The Todhri alphabet is an 18th-century Albanian alphabet invented for writing the Albanian language by Dhaskal Todhri (born Theodor (Todhri) Haxhifilipi). It is a complex writing system of fifty-two characters which was used sporadically for written communication in and around Elbasan from the late eighteenth century on. The Todhri alphabet was discovered in Elbasan by Johann Georg von Hahn (1811–1869) who published it in 1854 his work Albanesische Studien in Jena. He considered it to be 'the original' Albanian alphabet and a derivative of the ancient Phoenician script. Leopold Geitler (1847–1885) and Slovenian scholar Rajko Nahtigal (1877–1958) subsequently studied the alphabet, concluding that it was derived primarily from the Roman cursive.

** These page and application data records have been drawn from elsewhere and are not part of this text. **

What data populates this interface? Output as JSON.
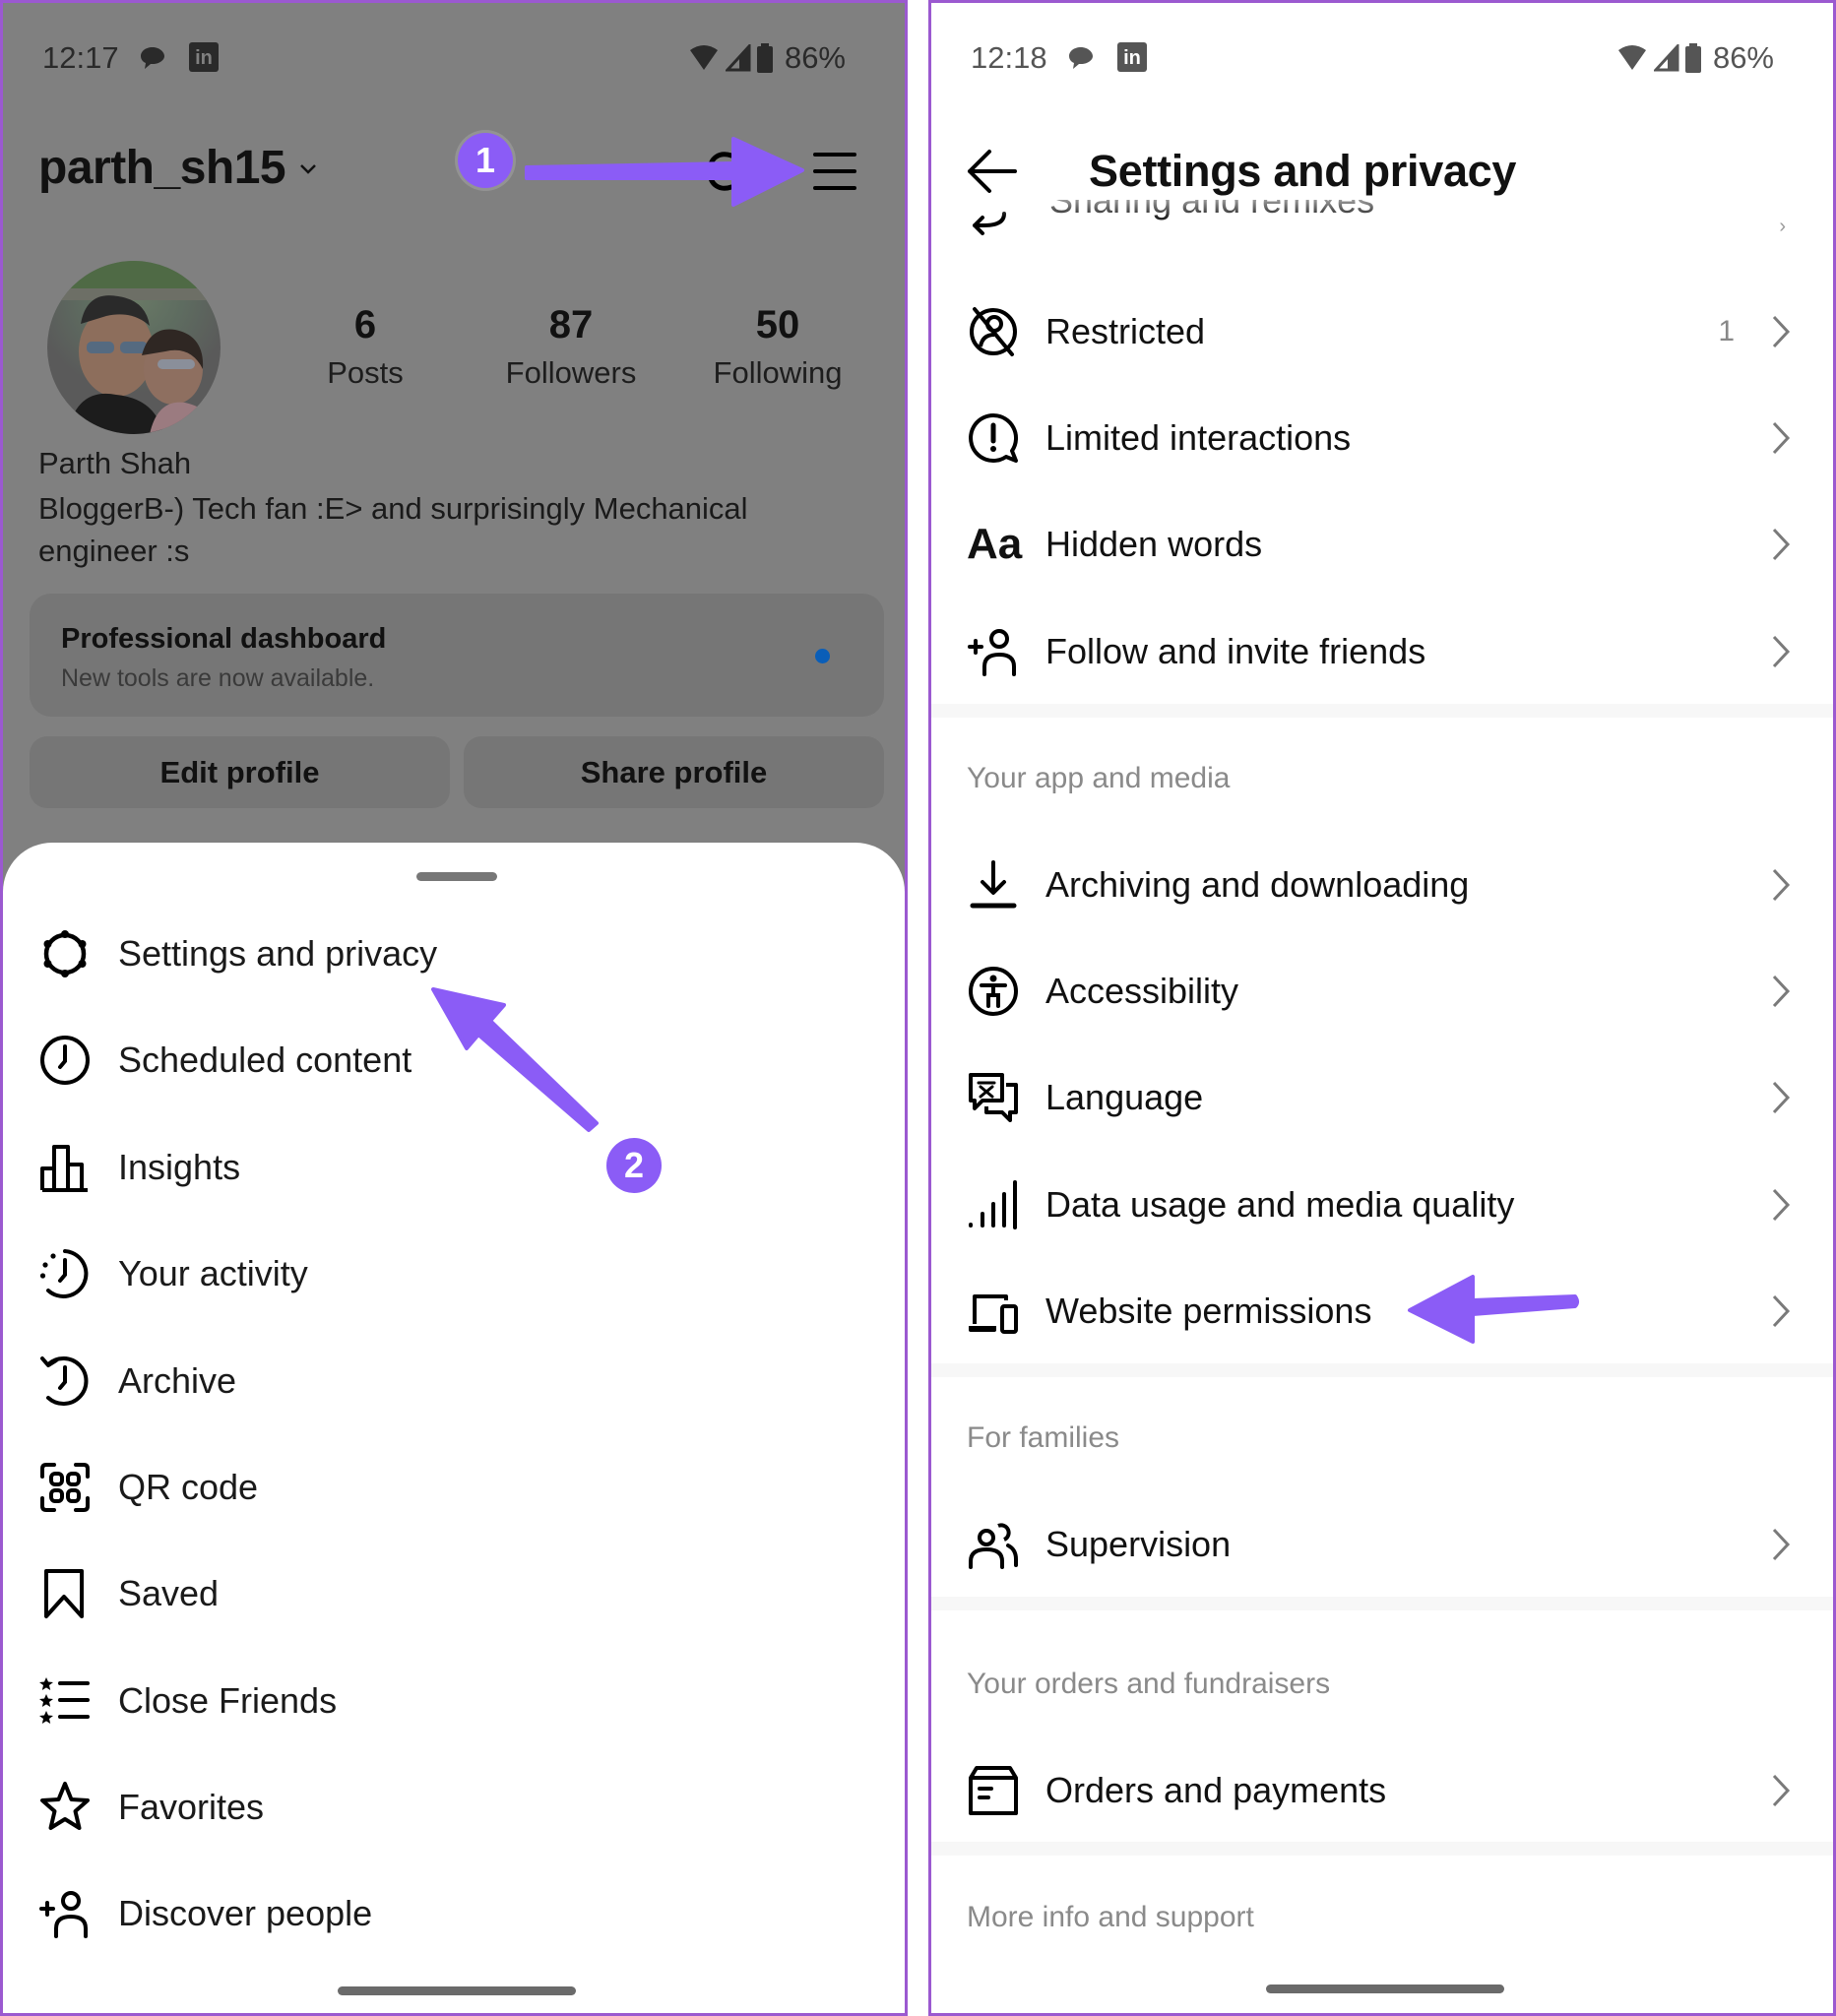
{
  "left_screen": {
    "status_bar": {
      "time": "12:17",
      "battery": "86%",
      "icons": [
        "chat-bubble-icon",
        "linkedin-icon",
        "wifi-icon",
        "signal-icon",
        "battery-icon"
      ]
    },
    "profile": {
      "username": "parth_sh15",
      "stats": [
        {
          "value": "6",
          "label": "Posts"
        },
        {
          "value": "87",
          "label": "Followers"
        },
        {
          "value": "50",
          "label": "Following"
        }
      ],
      "full_name": "Parth Shah",
      "bio": "BloggerB-) Tech fan :E> and surprisingly Mechanical engineer :s",
      "pro_dashboard": {
        "title": "Professional dashboard",
        "subtitle": "New tools are now available.",
        "dot_color": "#0a5eb8"
      },
      "buttons": {
        "edit": "Edit profile",
        "share": "Share profile"
      }
    },
    "menu_sheet": {
      "items": [
        {
          "label": "Settings and privacy",
          "icon": "settings-gear-icon"
        },
        {
          "label": "Scheduled content",
          "icon": "clock-icon"
        },
        {
          "label": "Insights",
          "icon": "bar-chart-icon"
        },
        {
          "label": "Your activity",
          "icon": "activity-icon"
        },
        {
          "label": "Archive",
          "icon": "archive-history-icon"
        },
        {
          "label": "QR code",
          "icon": "qr-code-icon"
        },
        {
          "label": "Saved",
          "icon": "bookmark-icon"
        },
        {
          "label": "Close Friends",
          "icon": "close-friends-list-icon"
        },
        {
          "label": "Favorites",
          "icon": "star-icon"
        },
        {
          "label": "Discover people",
          "icon": "add-person-icon"
        }
      ]
    },
    "annotations": {
      "step1": "1",
      "step2": "2"
    }
  },
  "right_screen": {
    "status_bar": {
      "time": "12:18",
      "battery": "86%"
    },
    "header": {
      "title": "Settings and privacy"
    },
    "partial_item": {
      "label": "Sharing and remixes"
    },
    "groups": [
      {
        "header": "",
        "items": [
          {
            "label": "Restricted",
            "icon": "restricted-icon",
            "badge": "1"
          },
          {
            "label": "Limited interactions",
            "icon": "limited-interactions-icon"
          },
          {
            "label": "Hidden words",
            "icon": "hidden-words-icon",
            "glyph": "Aa"
          },
          {
            "label": "Follow and invite friends",
            "icon": "add-person-icon"
          }
        ]
      },
      {
        "header": "Your app and media",
        "items": [
          {
            "label": "Archiving and downloading",
            "icon": "download-icon"
          },
          {
            "label": "Accessibility",
            "icon": "accessibility-icon"
          },
          {
            "label": "Language",
            "icon": "language-icon"
          },
          {
            "label": "Data usage and media quality",
            "icon": "signal-bars-icon"
          },
          {
            "label": "Website permissions",
            "icon": "devices-icon"
          }
        ]
      },
      {
        "header": "For families",
        "items": [
          {
            "label": "Supervision",
            "icon": "supervision-icon"
          }
        ]
      },
      {
        "header": "Your orders and fundraisers",
        "items": [
          {
            "label": "Orders and payments",
            "icon": "orders-icon"
          }
        ]
      },
      {
        "header": "More info and support",
        "items": []
      }
    ]
  },
  "colors": {
    "annotation": "#8b5cf6",
    "frame": "#9b59d0",
    "overlay": "#808080"
  }
}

The earliest existing text in Todhri's script is Radhua Hesapesh (daybook) of a local merchant partnership known as Jakov Popa i Vogël dhe Shokët (Jakov Popa Junior and Friends). The entries in Todhri's script start on 10 August 1795 and continue until 1797.

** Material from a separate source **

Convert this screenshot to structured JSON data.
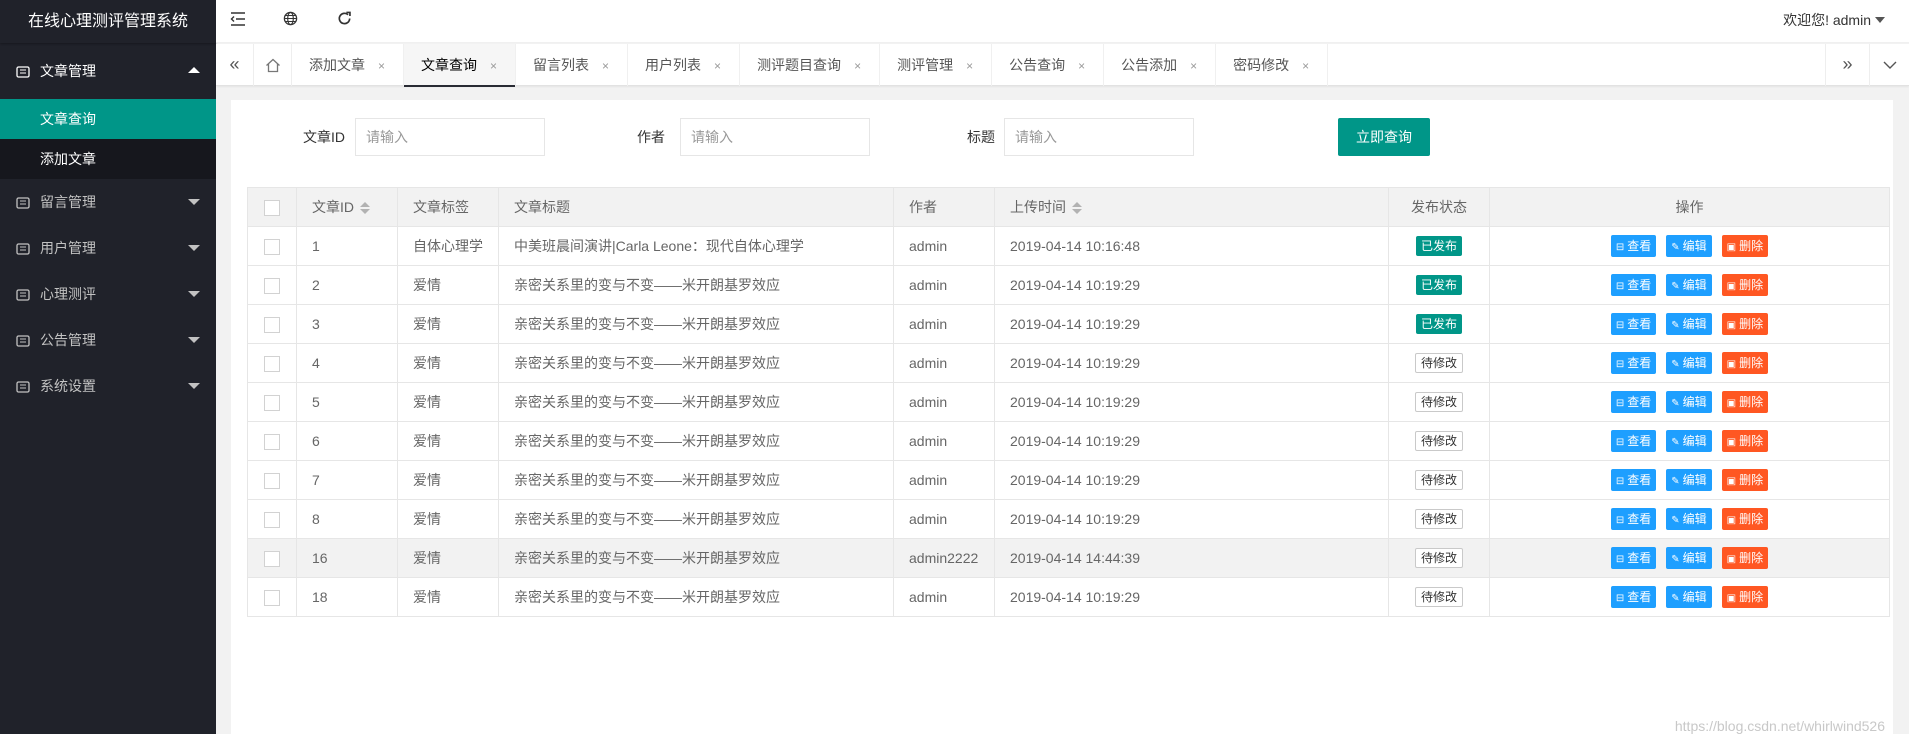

- Stefanaq Pollo (1983). Historia e Shqipërisë: Vitet 30 të shek. XIX-1912. Akademia e Shkencave e RPS të Shqipërisë, Instituti i Historisë. p. 169.
- Johann Georg Hahn (30 May 2015). The Discovery of Albania: Travel Writing and Anthropology in the Nineteenth Century Balkans. I.B.Tauris. p. 8. ISBN 9781784532925.
- Elsie, Robert. "The Elbasan Gospel Manuscript (Anonimi i Elbasanit), 1761, and the struggle for an original Albanian alphabet" (PDF). elsie.de. p. 4.
- Dhimiter Shuteriqi (1976), Shkrimet Shqipe ne Vitet 1332-1850, Tirana: Academy of Sciences of PR of Albania, p. 140, OCLC 252881121